GA in Egypt is very expensive and difficult unless you have good contacts there. Fortunately we did, in the shape of Eddie and Ahmed, two Cairo residents who have made it their mission to promote GA in Egypt by assisting visiting pilots with every element of their time in the country. They provided us guidance in which airports to visit, how to avoid outrageous fees, which handling agents to choose, and even assistance in organising hotels and acquiring fuel!
Flight through Southern Europe, and especially once you hit Africa, can be made difficult by the fuel situation. Avgas is not available in many locations; just 6 or 7 airports in Greece stock it, and 2 in Egypt. A number of these airports require prior permission to visit, and in Egypt you really need a handling agent to assist you at the airport, not to mention ensure that unscrupulous officials don’t charge you higher than normal fees! For flight in Egypt and Sudan you need special permits for each flight; in Egypt this was arranged by our handling agents. In Sudan, we had to arrange even more; Wadi Halfa is not an international airport, and therefore customs and immigration had to be specially arranged in addition to the permit.
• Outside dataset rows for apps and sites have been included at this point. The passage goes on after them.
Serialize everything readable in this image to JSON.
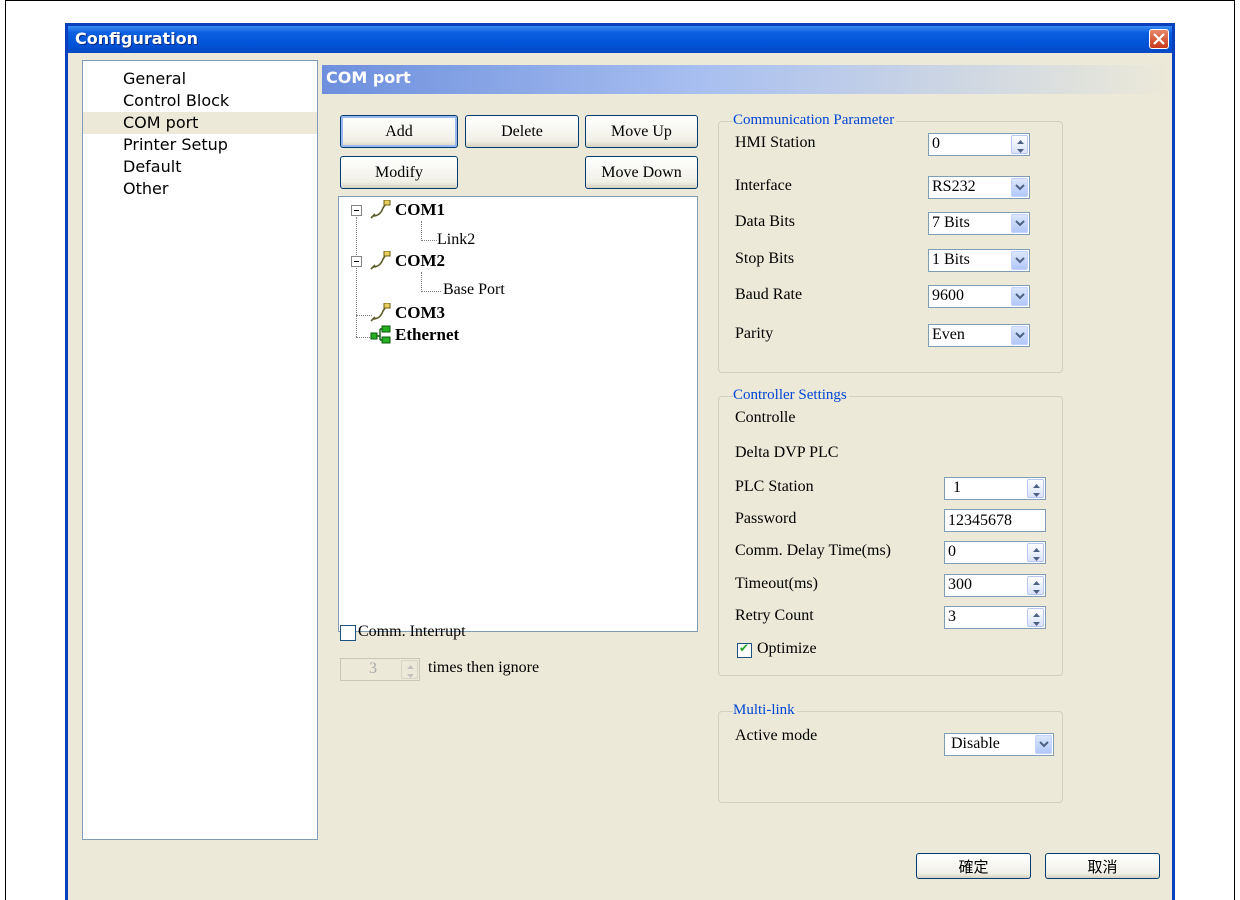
{
  "window": {
    "title": "Configuration"
  },
  "nav": {
    "items": [
      "General",
      "Control Block",
      "COM port",
      "Printer Setup",
      "Default",
      "Other"
    ],
    "selected_index": 2
  },
  "panel": {
    "header": "COM port"
  },
  "buttons": {
    "add": "Add",
    "delete": "Delete",
    "move_up": "Move Up",
    "modify": "Modify",
    "move_down": "Move Down"
  },
  "tree": {
    "com1": "COM1",
    "link2": "Link2",
    "com2": "COM2",
    "base_port": "Base Port",
    "com3": "COM3",
    "ethernet": "Ethernet"
  },
  "comm_interrupt": {
    "label": "Comm. Interrupt",
    "checked": false,
    "times_value": "3",
    "times_suffix": "times then ignore"
  },
  "communication_parameter": {
    "legend": "Communication Parameter",
    "hmi_station": {
      "label": "HMI Station",
      "value": "0"
    },
    "interface": {
      "label": "Interface",
      "value": "RS232"
    },
    "data_bits": {
      "label": "Data Bits",
      "value": "7 Bits"
    },
    "stop_bits": {
      "label": "Stop Bits",
      "value": "1 Bits"
    },
    "baud_rate": {
      "label": "Baud Rate",
      "value": "9600"
    },
    "parity": {
      "label": "Parity",
      "value": "Even"
    }
  },
  "controller_settings": {
    "legend": "Controller Settings",
    "controller_label": "Controlle",
    "controller_name": "Delta DVP PLC",
    "plc_station": {
      "label": "PLC Station",
      "value": "1"
    },
    "password": {
      "label": "Password",
      "value": "12345678"
    },
    "comm_delay": {
      "label": "Comm. Delay Time(ms)",
      "value": "0"
    },
    "timeout": {
      "label": "Timeout(ms)",
      "value": "300"
    },
    "retry_count": {
      "label": "Retry Count",
      "value": "3"
    },
    "optimize": {
      "label": "Optimize",
      "checked": true
    }
  },
  "multi_link": {
    "legend": "Multi-link",
    "active_mode": {
      "label": "Active mode",
      "value": "Disable"
    }
  },
  "footer": {
    "ok": "確定",
    "cancel": "取消"
  },
  "colors": {
    "title_bar": "#0052d6",
    "dialog_bg": "#ece9d8",
    "legend_text": "#0046d5",
    "close_button": "#c8391a"
  }
}
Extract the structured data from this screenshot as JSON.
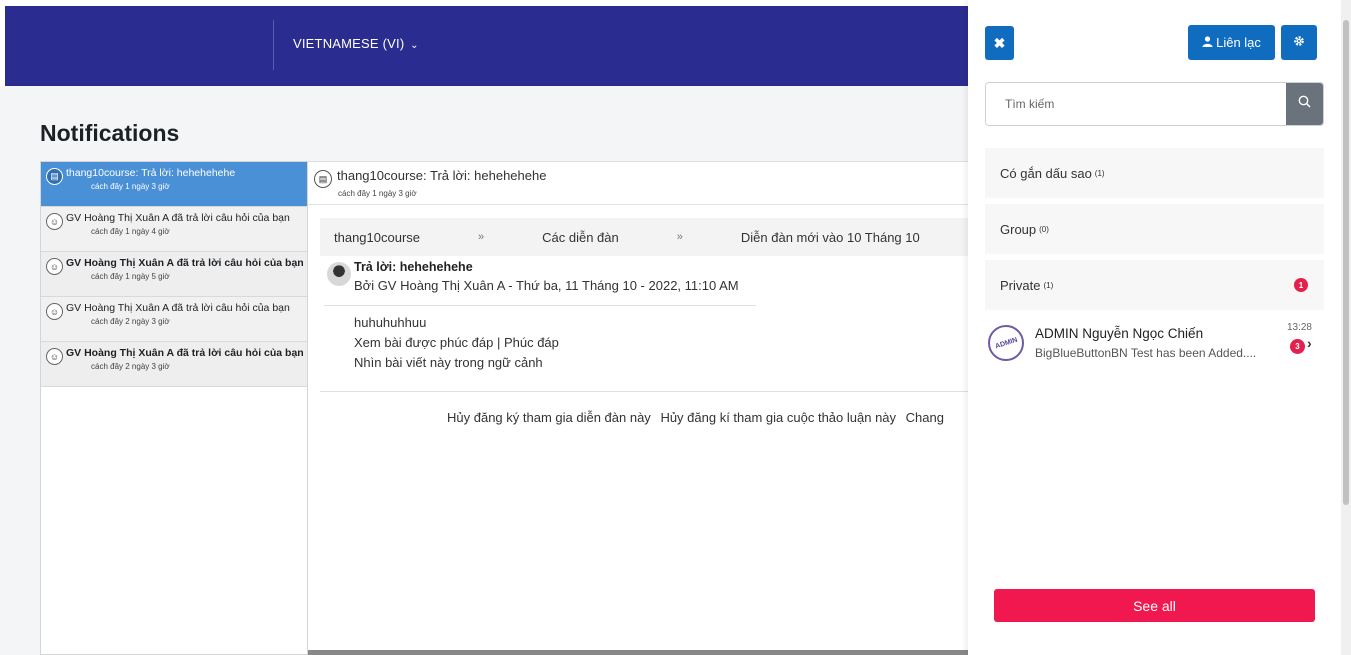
{
  "navbar": {
    "language": "VIETNAMESE (VI)",
    "language_chevron": "⌄"
  },
  "page": {
    "title": "Notifications"
  },
  "notifications": [
    {
      "title": "thang10course: Trả lời: hehehehehe",
      "time": "cách đây 1 ngày 3 giờ",
      "icon": "forum-icon",
      "state": "selected"
    },
    {
      "title": "GV Hoàng Thị Xuân A đã trả lời câu hỏi của bạn",
      "time": "cách đây 1 ngày 4 giờ",
      "icon": "user-icon",
      "state": "read"
    },
    {
      "title": "GV Hoàng Thị Xuân A đã trả lời câu hỏi của bạn",
      "time": "cách đây 1 ngày 5 giờ",
      "icon": "user-icon",
      "state": "unread"
    },
    {
      "title": "GV Hoàng Thị Xuân A đã trả lời câu hỏi của bạn",
      "time": "cách đây 2 ngày 3 giờ",
      "icon": "user-icon",
      "state": "read"
    },
    {
      "title": "GV Hoàng Thị Xuân A đã trả lời câu hỏi của bạn",
      "time": "cách đây 2 ngày 3 giờ",
      "icon": "user-icon",
      "state": "unread"
    }
  ],
  "detail": {
    "title": "thang10course: Trả lời: hehehehehe",
    "time": "cách đây 1 ngày 3 giờ",
    "breadcrumb": [
      "thang10course",
      "Các diễn đàn",
      "Diễn đàn mới vào 10 Tháng 10"
    ],
    "breadcrumb_sep": "»",
    "post_title": "Trả lời: hehehehehe",
    "post_by": "Bởi GV Hoàng Thị Xuân A - Thứ ba, 11 Tháng 10 - 2022, 11:10 AM",
    "post_body": "huhuhuhhuu",
    "post_links_1": "Xem bài được phúc đáp | Phúc đáp",
    "post_links_2": "Nhìn bài viết này trong ngữ cảnh",
    "footer_links": [
      "Hủy đăng ký tham gia diễn đàn này",
      "Hủy đăng kí tham gia cuộc thảo luận này",
      "Chang"
    ]
  },
  "drawer": {
    "close_label": "✖",
    "contact_label": "Liên lạc",
    "search_placeholder": "Tìm kiếm",
    "sections": [
      {
        "label": "Có gắn dấu sao",
        "count": "(1)",
        "badge": ""
      },
      {
        "label": "Group",
        "count": "(0)",
        "badge": ""
      },
      {
        "label": "Private",
        "count": "(1)",
        "badge": "1"
      }
    ],
    "conversation": {
      "name": "ADMIN Nguyễn Ngọc Chiến",
      "message": "BigBlueButtonBN Test has been Added....",
      "time": "13:28",
      "unread": "3",
      "avatar_text": "ADMIN"
    },
    "see_all_label": "See all"
  },
  "colors": {
    "navbar": "#2b2c8f",
    "primary": "#0f6cbf",
    "selected_row": "#4a90d6",
    "danger": "#f0184f"
  }
}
This was done by Prepare2Go.
The visa requirements should be carefully checked before travelling outside of Europe. Being a British citizen I am able to acquire a visa on arrival in Egypt; and a useful rule in Sudan is that aircraft crew do not require a visa if staying for less than 72 hours.
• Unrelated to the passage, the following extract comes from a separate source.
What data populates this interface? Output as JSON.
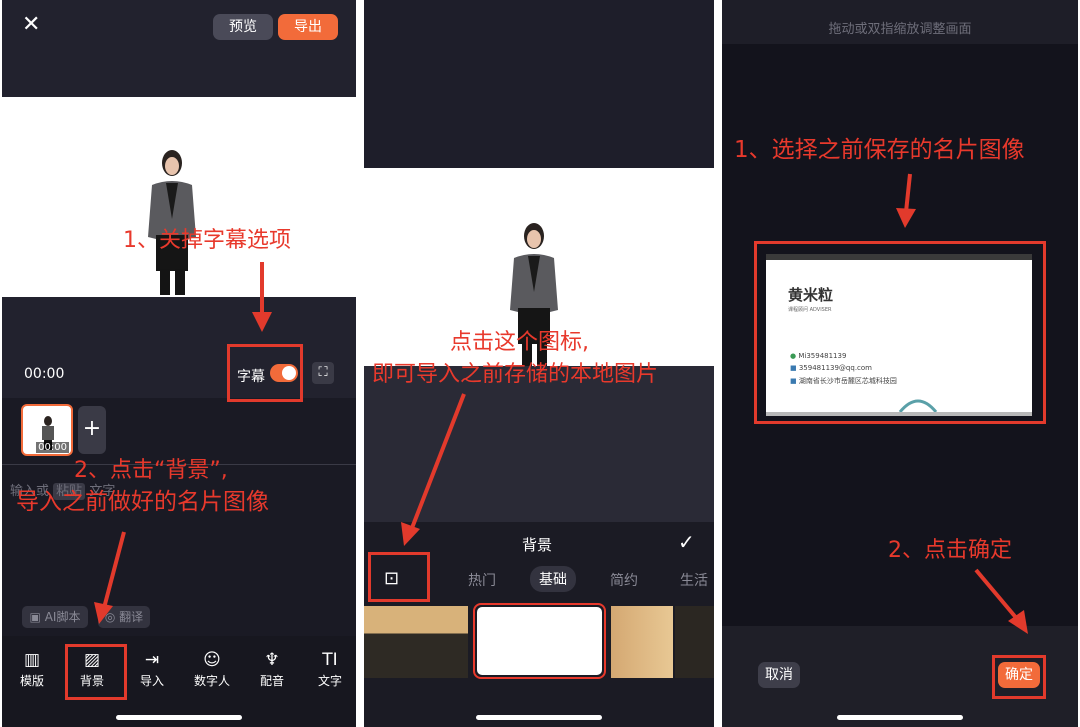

I elected to book hotels online in advance. I found hotels by looking on google maps, or by using a site such as hotels.com. I would check both the hotel website and the booking websites that I found them through in order to find the best rated and, more importantly, the most favourable cancellation policies! In most locations I was able to book hotels that allowed you to cancel before the afternoon of the day of arrival for no charge; ideal for the weather-dependent pilot.
Before the flight, I ensured that all required equipment was available, and purchased some new gear. VFR charts were not available for Greece, Egypt, or Sudan, so I acquired some ONC charts, and also IFR charts for these areas. Navigation would be done using these charts, the Garmin 430 GPS in the aircraft, and my portable Garmin GPSMAP 296. In addition to these items, we would be carrying a hand-held VHF radio for emergencies, as well as a Personal Locator Beacon (PLB). A PLB can be activated in event of an accident and broadcasts a GPS-derived location and distress call via satellite to the emergency services.
As we would be flying over a lot of water, some specialist survival gear was required. For the flight from the UK to Rotterdam I elected to wear my dry suit. The rest of the time, as we’d be over the relatively warm Mediteranean sea, we elected to do without dry suits, and carry life jackets and a life raft, as well as a floating “ditching grab bag” that emergency gear could be packed into and easily taken with us out of the aircraft should the worst occur. Additional safety gear included a lot of fresh water, high-energy food, and chocolate brownies!
10 days before departure, the aircraft was airworthy and I traveled to the UK to fly it. I flew with an instructor, who pointed out some of the peculiarities of the aircraft, and then flew with the owner to a fly-in event an hour away. In total, I flew 3.5 hours in very windy conditions, which was invaluable in becoming comfortable with the aircraft, and well worth doing, even though it was not technically required by the law, or by the insurance.
Click here to start reading about the trip, or use one of the links below.